An endobronchial ultrasound (EBUS) is used to take tissue samples from the lungs or the lymph nodes in the chest.

It may be used to check for lung cancer, other cancers that are suspected of spreading to the lymph nodes, lymphoma and other non-cancerous conditions such as sarcoidosis or tuberculosis.

Need to know

  • What happens during an endobronchial ultrasound? icon plus

    You'll be given a local anaesthetic to make your throat thumb and a sedative to help you relax during the procedure. You'll be awake during the procedure. The whole procedure usually takes about 30 minutes to one hour.
  • How to prepare icon plus

    Your consultant will let you know how to prepare before your procedure. You may need to avoid eating and drinking for a period of time beforehand. Make sure you tell your consultant about any medication you're taking.
  • Afterwards icon plus

    You may need to be cared for in hospital for a couple of hours after the procedure while the sedative wears off. You can go home the same day. You'll feel drowsy so will need someone to help you get home afterwards as you won't be able to drive.

Our respiratory and thoracic consultants

We're proud to work with leading experts across a range of medical fields, whose skills are matched by their integrity and compassion.

Our locations in London

From complex thoracic surgery to diagnostic tests and procedures, we provide exceptional respiratory care across our network of hospitals, outpatient centres and specialist clinics.

Private endobronchial ultrasound in Birmingham

Book an appointment

Our team can help with any enquiries or you can make an appointment with one of our experienced consultants.
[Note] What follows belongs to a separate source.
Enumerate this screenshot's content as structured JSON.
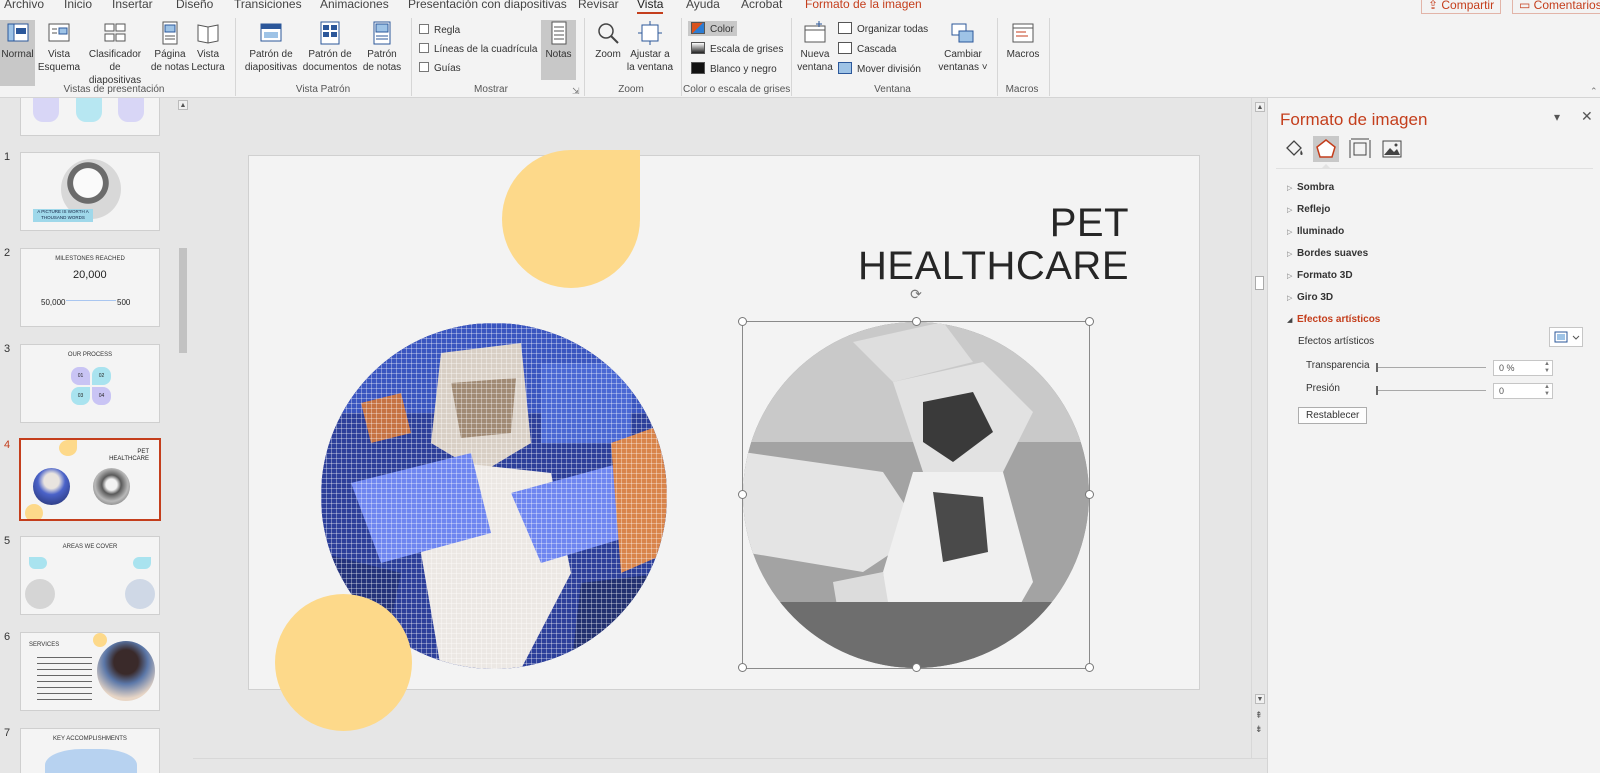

Call us today

020 7079 4344
This content is intended for general information only and does not replace the need for personal advice from a qualified health professional.
back to top